▸ **Problem to work on**: Each line from the one holding "Enumerate this screenshot's" to the last line below must be restated word for word, and no picture may be included.

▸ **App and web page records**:
>>>>>
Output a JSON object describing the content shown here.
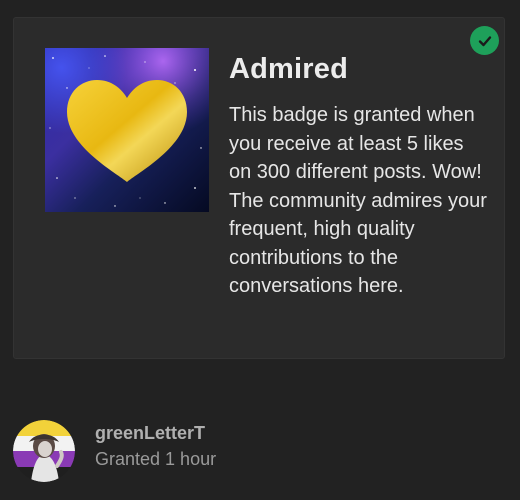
{
  "badge": {
    "title": "Admired",
    "description": "This badge is granted when you receive at least 5 likes on 300 different posts. Wow! The community admires your frequent, high quality contributions to the conversations here.",
    "image_icon": "gold-heart-icon",
    "granted_icon": "check-icon",
    "colors": {
      "card_background": "#2b2b2b",
      "check_green": "#1ea05a",
      "heart_gold": "#e8b812"
    }
  },
  "granted_user": {
    "username": "greenLetterT",
    "granted_text": "Granted 1 hour",
    "avatar_icon": "user-avatar-icon"
  }
}
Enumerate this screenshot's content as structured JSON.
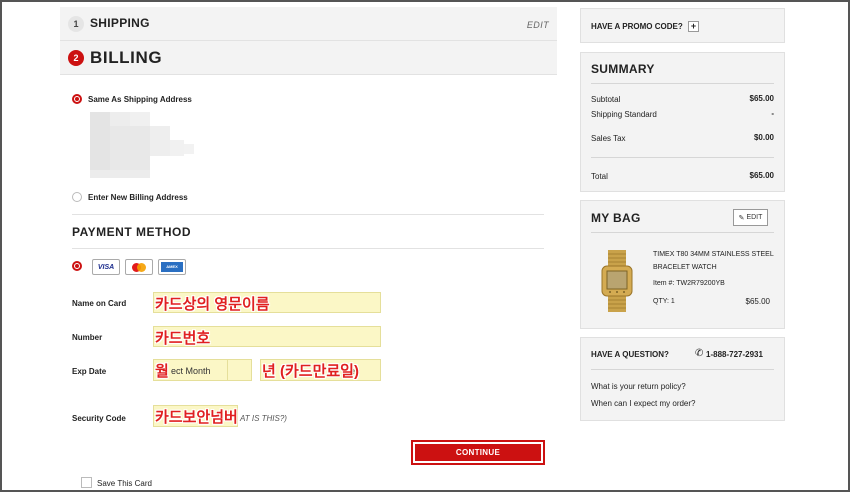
{
  "steps": {
    "shipping": {
      "number": "1",
      "title": "SHIPPING",
      "edit": "EDIT"
    },
    "billing": {
      "number": "2",
      "title": "BILLING"
    }
  },
  "billing_address": {
    "same_as_shipping": "Same As Shipping Address",
    "enter_new": "Enter New Billing Address"
  },
  "payment": {
    "title": "PAYMENT METHOD",
    "cards": [
      "VISA",
      "mastercard",
      "AMERICAN EXPRESS"
    ],
    "name_label": "Name on Card",
    "name_overlay": "카드상의 영문이름",
    "number_label": "Number",
    "number_overlay": "카드번호",
    "exp_label": "Exp Date",
    "month_overlay": "월",
    "month_select": "ect Month",
    "year_overlay": "년 (카드만료일)",
    "year_select_fragment": "ec",
    "security_label": "Security Code",
    "security_overlay": "카드보안넘버",
    "security_hint": "AT IS THIS?)",
    "continue": "CONTINUE",
    "save_card": "Save This Card"
  },
  "promo": {
    "title": "HAVE A PROMO CODE?",
    "plus": "+"
  },
  "summary": {
    "title": "SUMMARY",
    "subtotal_label": "Subtotal",
    "subtotal": "$65.00",
    "shipping_label": "Shipping Standard",
    "shipping": "-",
    "tax_label": "Sales Tax",
    "tax": "$0.00",
    "total_label": "Total",
    "total": "$65.00"
  },
  "bag": {
    "title": "MY BAG",
    "edit": "EDIT",
    "item_name_1": "TIMEX T80 34MM STAINLESS STEEL",
    "item_name_2": "BRACELET WATCH",
    "item_number": "Item #: TW2R79200YB",
    "qty": "QTY: 1",
    "price": "$65.00"
  },
  "question": {
    "title": "HAVE A QUESTION?",
    "phone": "1-888-727-2931",
    "link1": "What is your return policy?",
    "link2": "When can I expect my order?"
  },
  "colors": {
    "accent": "#cc1111",
    "field_bg": "#fbf7c6",
    "overlay_text": "#e02020"
  }
}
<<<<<
▸ **Response to this exercise**:
Enumerate this screenshot's content as structured JSON.
{
  "steps": {
    "shipping": {
      "number": "1",
      "title": "SHIPPING",
      "edit": "EDIT"
    },
    "billing": {
      "number": "2",
      "title": "BILLING"
    }
  },
  "billing_address": {
    "same_as_shipping": "Same As Shipping Address",
    "enter_new": "Enter New Billing Address"
  },
  "payment": {
    "title": "PAYMENT METHOD",
    "cards": [
      "VISA",
      "mastercard",
      "AMERICAN EXPRESS"
    ],
    "name_label": "Name on Card",
    "name_overlay": "카드상의 영문이름",
    "number_label": "Number",
    "number_overlay": "카드번호",
    "exp_label": "Exp Date",
    "month_overlay": "월",
    "month_select": "ect Month",
    "year_overlay": "년 (카드만료일)",
    "year_select_fragment": "ec",
    "security_label": "Security Code",
    "security_overlay": "카드보안넘버",
    "security_hint": "AT IS THIS?)",
    "continue": "CONTINUE",
    "save_card": "Save This Card"
  },
  "promo": {
    "title": "HAVE A PROMO CODE?",
    "plus": "+"
  },
  "summary": {
    "title": "SUMMARY",
    "subtotal_label": "Subtotal",
    "subtotal": "$65.00",
    "shipping_label": "Shipping Standard",
    "shipping": "-",
    "tax_label": "Sales Tax",
    "tax": "$0.00",
    "total_label": "Total",
    "total": "$65.00"
  },
  "bag": {
    "title": "MY BAG",
    "edit": "EDIT",
    "item_name_1": "TIMEX T80 34MM STAINLESS STEEL",
    "item_name_2": "BRACELET WATCH",
    "item_number": "Item #: TW2R79200YB",
    "qty": "QTY: 1",
    "price": "$65.00"
  },
  "question": {
    "title": "HAVE A QUESTION?",
    "phone": "1-888-727-2931",
    "link1": "What is your return policy?",
    "link2": "When can I expect my order?"
  },
  "colors": {
    "accent": "#cc1111",
    "field_bg": "#fbf7c6",
    "overlay_text": "#e02020"
  }
}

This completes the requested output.